Kremlin knocks out Khodorkovsky again
Ahead of the start of 2011 investors were given a timely reminder of the dangers faced by businesspeople who fall foul of the Kremlin, with the conclusion of a second court case against Mikhail Khodorkovsky – once the richest man in Russia but now its most famous prison inmate.
In the latest criminal proceedings, former oil company owner Khodorkovsky and his business partner Platon Lebedev were found guilty of embezzlement at now defunct oil firm Yukos, which was seized by the Russian authorities six years ago on the basis of tax evasion charges against Khodorkovsky, who was sent to prison in 2005.
At the time Yukos maintained that it was the victim of a concerted political campaign by a government that wanted to discredit its executives and gain control of vital energy assets.
Khodorkovsky’s supporters have claimed that the trial was politically motivated punishment from the Kremlin in response to his financing of pro-western opposition political parties.

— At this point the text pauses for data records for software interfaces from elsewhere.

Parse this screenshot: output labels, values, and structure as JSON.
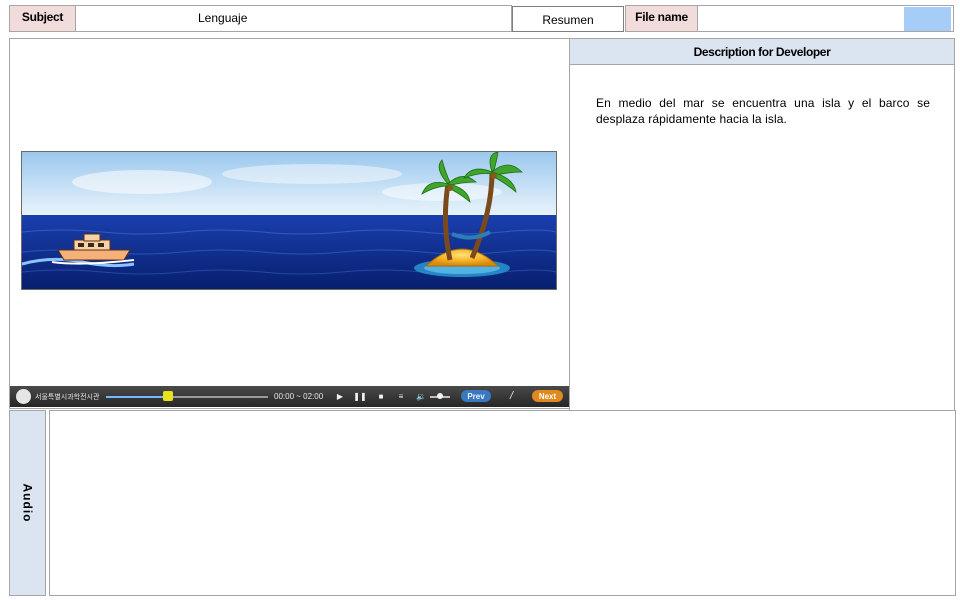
{
  "header": {
    "subject_label": "Subject",
    "subject_value": "Lenguaje",
    "summary_value": "Resumen",
    "filename_label": "File name",
    "filename_value": ""
  },
  "description": {
    "title": "Description for Developer",
    "text": "En medio del mar se encuentra una isla y el barco se desplaza rápidamente  hacia la isla."
  },
  "player": {
    "brand": "서울특별시과학전시관",
    "time": "00:00 ~ 02:00",
    "progress": 0.38,
    "volume": 0.5,
    "prev_label": "Prev",
    "separator": "/",
    "next_label": "Next",
    "icons": {
      "play": "play-icon",
      "pause": "pause-icon",
      "stop": "stop-icon",
      "menu": "menu-icon",
      "volume": "volume-icon"
    }
  },
  "audio": {
    "label": "Audio",
    "content": ""
  },
  "colors": {
    "label_pink": "#f2dcdb",
    "label_blue": "#dbe5f1",
    "swatch_blue": "#a5cdf7",
    "sea_dark": "#0b2a8a",
    "sky": "#cfe6f7",
    "next_orange": "#e0891f",
    "prev_blue": "#3a78c0"
  }
}
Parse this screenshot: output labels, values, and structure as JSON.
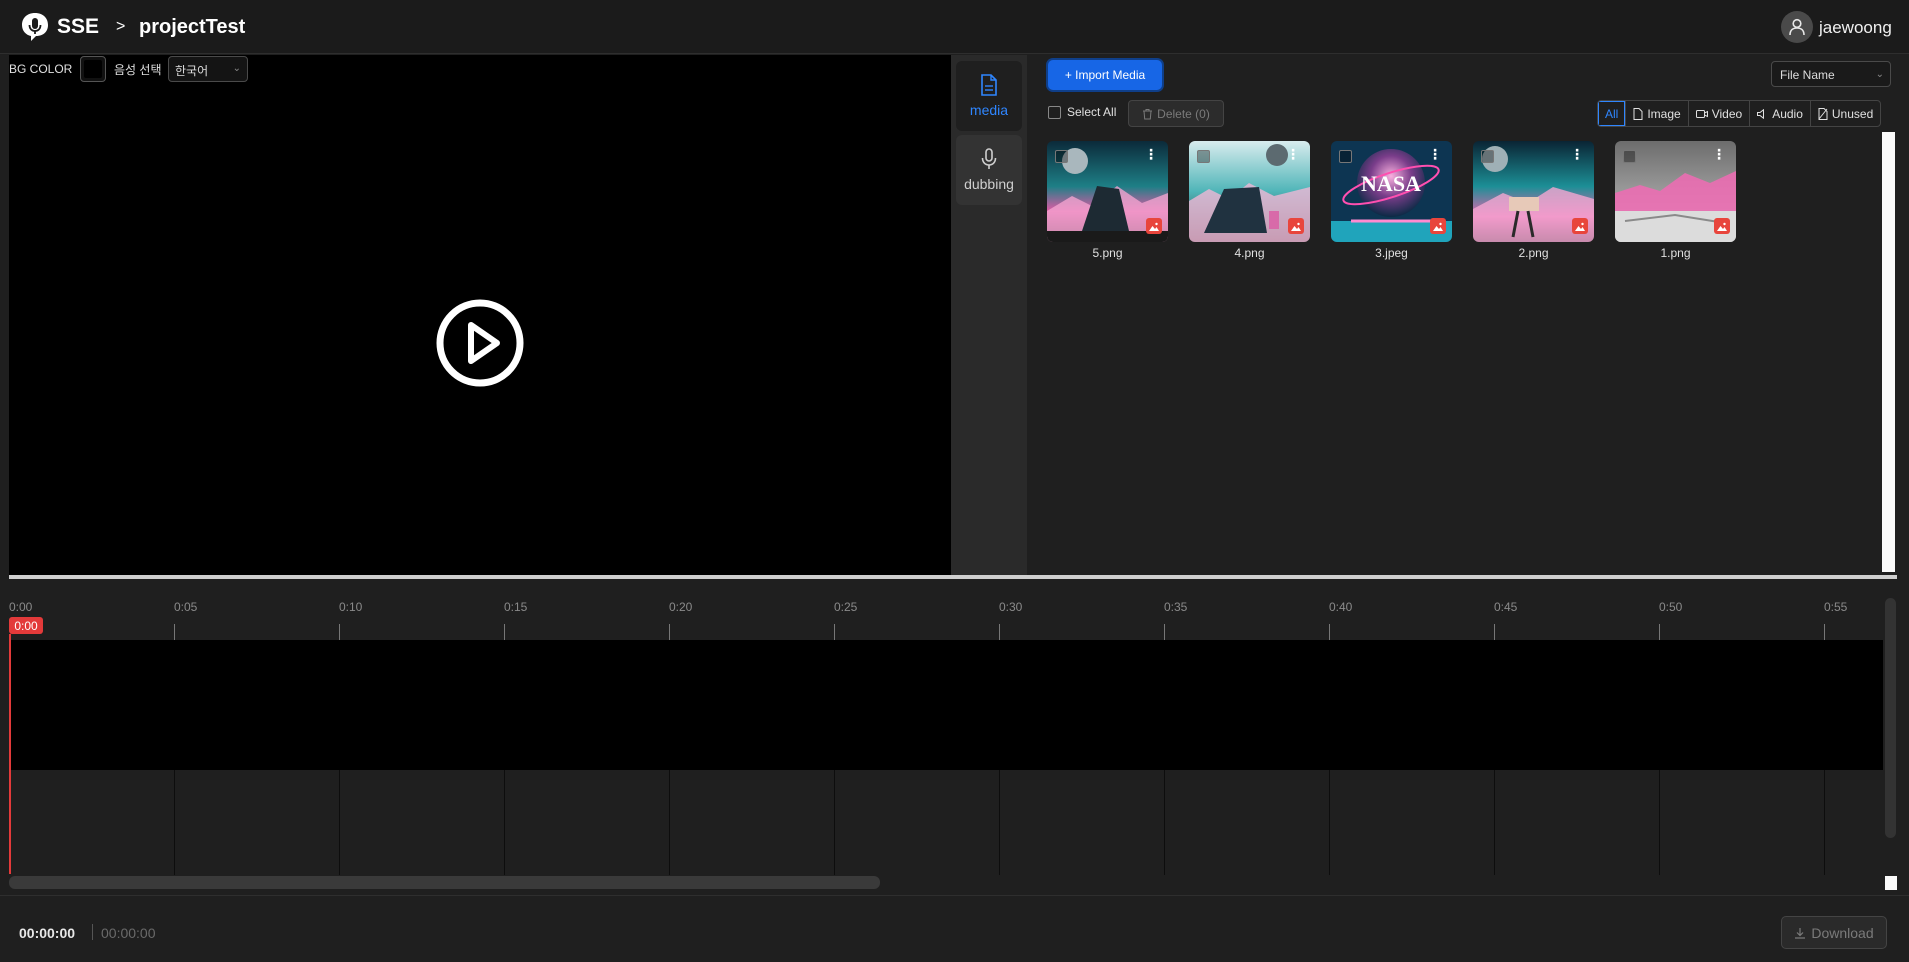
{
  "header": {
    "brand": "SSE",
    "breadcrumb_sep": ">",
    "project_name": "projectTest",
    "username": "jaewoong",
    "icons": {
      "logo": "mic-bubble-icon",
      "avatar": "user-icon"
    }
  },
  "preview": {
    "bg_color_label": "BG COLOR",
    "bg_color_value": "#000000",
    "voice_label": "음성 선택",
    "language_selected": "한국어",
    "play_icon": "play-circle-icon"
  },
  "sidetabs": [
    {
      "label": "media",
      "icon": "file-icon",
      "active": true
    },
    {
      "label": "dubbing",
      "icon": "mic-icon",
      "active": false
    }
  ],
  "media_panel": {
    "import_label": "+ Import Media",
    "sort_selected": "File Name",
    "select_all_label": "Select All",
    "delete_label": "Delete (0)",
    "filters": [
      {
        "label": "All",
        "active": true
      },
      {
        "label": "Image",
        "icon": "file-icon"
      },
      {
        "label": "Video",
        "icon": "video-icon"
      },
      {
        "label": "Audio",
        "icon": "speaker-icon"
      },
      {
        "label": "Unused",
        "icon": "unused-icon"
      }
    ],
    "items": [
      {
        "name": "5.png"
      },
      {
        "name": "4.png"
      },
      {
        "name": "3.jpeg",
        "overlay_text": "NASA"
      },
      {
        "name": "2.png"
      },
      {
        "name": "1.png"
      }
    ]
  },
  "timeline": {
    "ticks": [
      "0:00",
      "0:05",
      "0:10",
      "0:15",
      "0:20",
      "0:25",
      "0:30",
      "0:35",
      "0:40",
      "0:45",
      "0:50",
      "0:55"
    ],
    "playhead": "0:00"
  },
  "footer": {
    "current_time": "00:00:00",
    "total_time": "00:00:00",
    "download_label": "Download"
  },
  "colors": {
    "accent": "#1766e6",
    "playhead": "#e33a3a",
    "badge": "#e8453c"
  }
}
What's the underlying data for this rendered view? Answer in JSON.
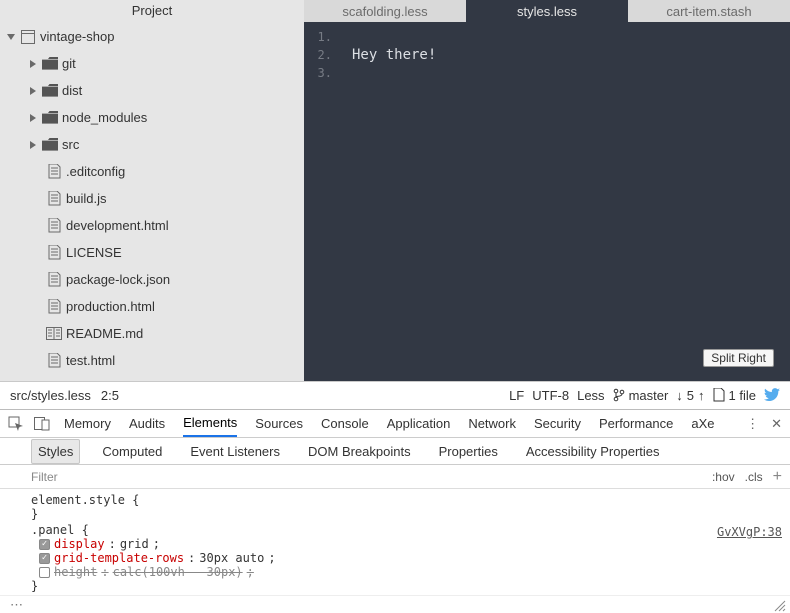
{
  "sidebar": {
    "title": "Project",
    "root": {
      "label": "vintage-shop"
    },
    "folders": [
      {
        "label": "git"
      },
      {
        "label": "dist"
      },
      {
        "label": "node_modules"
      },
      {
        "label": "src"
      }
    ],
    "files": [
      {
        "label": ".editconfig",
        "icon": "file"
      },
      {
        "label": "build.js",
        "icon": "file"
      },
      {
        "label": "development.html",
        "icon": "file"
      },
      {
        "label": "LICENSE",
        "icon": "file"
      },
      {
        "label": "package-lock.json",
        "icon": "file"
      },
      {
        "label": "production.html",
        "icon": "file"
      },
      {
        "label": " README.md",
        "icon": "md"
      },
      {
        "label": "test.html",
        "icon": "file"
      }
    ]
  },
  "tabs": [
    {
      "label": "scafolding.less",
      "active": false
    },
    {
      "label": "styles.less",
      "active": true
    },
    {
      "label": "cart-item.stash",
      "active": false
    }
  ],
  "editor": {
    "lines": [
      "",
      "Hey there!",
      ""
    ]
  },
  "tooltip": {
    "split_right": "Split Right"
  },
  "statusbar": {
    "path": "src/styles.less",
    "cursor": "2:5",
    "eol": "LF",
    "encoding": "UTF-8",
    "lang": "Less",
    "branch": "master",
    "sync": "5",
    "files": "1 file"
  },
  "devtools": {
    "menu": [
      "Memory",
      "Audits",
      "Elements",
      "Sources",
      "Console",
      "Application",
      "Network",
      "Security",
      "Performance",
      "aXe"
    ],
    "menu_active": "Elements",
    "submenu": [
      "Styles",
      "Computed",
      "Event Listeners",
      "DOM Breakpoints",
      "Properties",
      "Accessibility Properties"
    ],
    "submenu_active": "Styles",
    "filter_placeholder": "Filter",
    "hov": ":hov",
    "cls": ".cls",
    "element_style": "element.style {",
    "close_brace": "}",
    "panel_selector": ".panel {",
    "src_link": "GvXVgP:38",
    "props": [
      {
        "checked": true,
        "struck": false,
        "name": "display",
        "value": "grid"
      },
      {
        "checked": true,
        "struck": false,
        "name": "grid-template-rows",
        "value": "30px auto"
      },
      {
        "checked": false,
        "struck": true,
        "name": "height",
        "value": "calc(100vh - 30px)"
      }
    ]
  }
}
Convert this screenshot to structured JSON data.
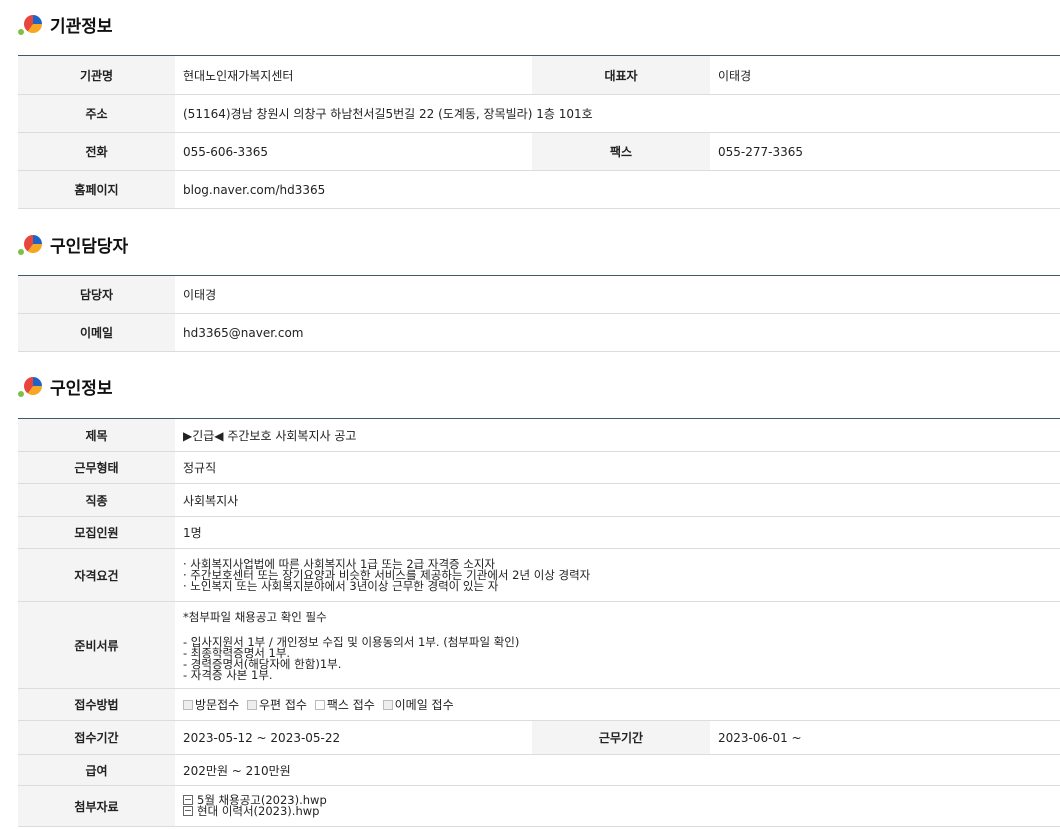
{
  "sections": {
    "org": {
      "title": "기관정보"
    },
    "contact": {
      "title": "구인담당자"
    },
    "job": {
      "title": "구인정보"
    }
  },
  "org": {
    "name_label": "기관명",
    "name": "현대노인재가복지센터",
    "rep_label": "대표자",
    "rep": "이태경",
    "addr_label": "주소",
    "addr": "(51164)경남 창원시 의창구 하남천서길5번길 22 (도계동, 장목빌라) 1층 101호",
    "tel_label": "전화",
    "tel": "055-606-3365",
    "fax_label": "팩스",
    "fax": "055-277-3365",
    "home_label": "홈페이지",
    "home": "blog.naver.com/hd3365"
  },
  "contact": {
    "person_label": "담당자",
    "person": "이태경",
    "email_label": "이메일",
    "email": "hd3365@naver.com"
  },
  "job": {
    "title_label": "제목",
    "title": "▶긴급◀ 주간보호 사회복지사 공고",
    "type_label": "근무형태",
    "type": "정규직",
    "occ_label": "직종",
    "occ": "사회복지사",
    "count_label": "모집인원",
    "count": "1명",
    "qual_label": "자격요건",
    "qual": "· 사회복지사업법에 따른 사회복지사 1급 또는 2급 자격증 소지자\n· 주간보호센터 또는 장기요양과 비슷한 서비스를 제공하는 기관에서 2년 이상 경력자\n· 노인복지 또는 사회복지분야에서 3년이상 근무한 경력이 있는 자",
    "docs_label": "준비서류",
    "docs_head": "*첨부파일 채용공고 확인 필수",
    "docs": "- 입사지원서 1부 / 개인정보 수집 및 이용동의서 1부. (첨부파일 확인)\n- 최종학력증명서 1부.\n- 경력증명서(해당자에 한함)1부.\n- 자격증 사본 1부.",
    "method_label": "접수방법",
    "methods": [
      "방문접수",
      "우편 접수",
      "팩스 접수",
      "이메일 접수"
    ],
    "period_label": "접수기간",
    "period": "2023-05-12 ~ 2023-05-22",
    "workperiod_label": "근무기간",
    "workperiod": "2023-06-01 ~",
    "pay_label": "급여",
    "pay": "202만원 ~ 210만원",
    "attach_label": "첨부자료",
    "files": [
      "5월 채용공고(2023).hwp",
      "현대 이력서(2023).hwp"
    ]
  }
}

International investors were left nursing big losses after the collapse of Yukos, once Russia’s biggest privately owned oil company, which was declared bankrupt in 2006 after being hit with a bill for $27 billion in back taxes.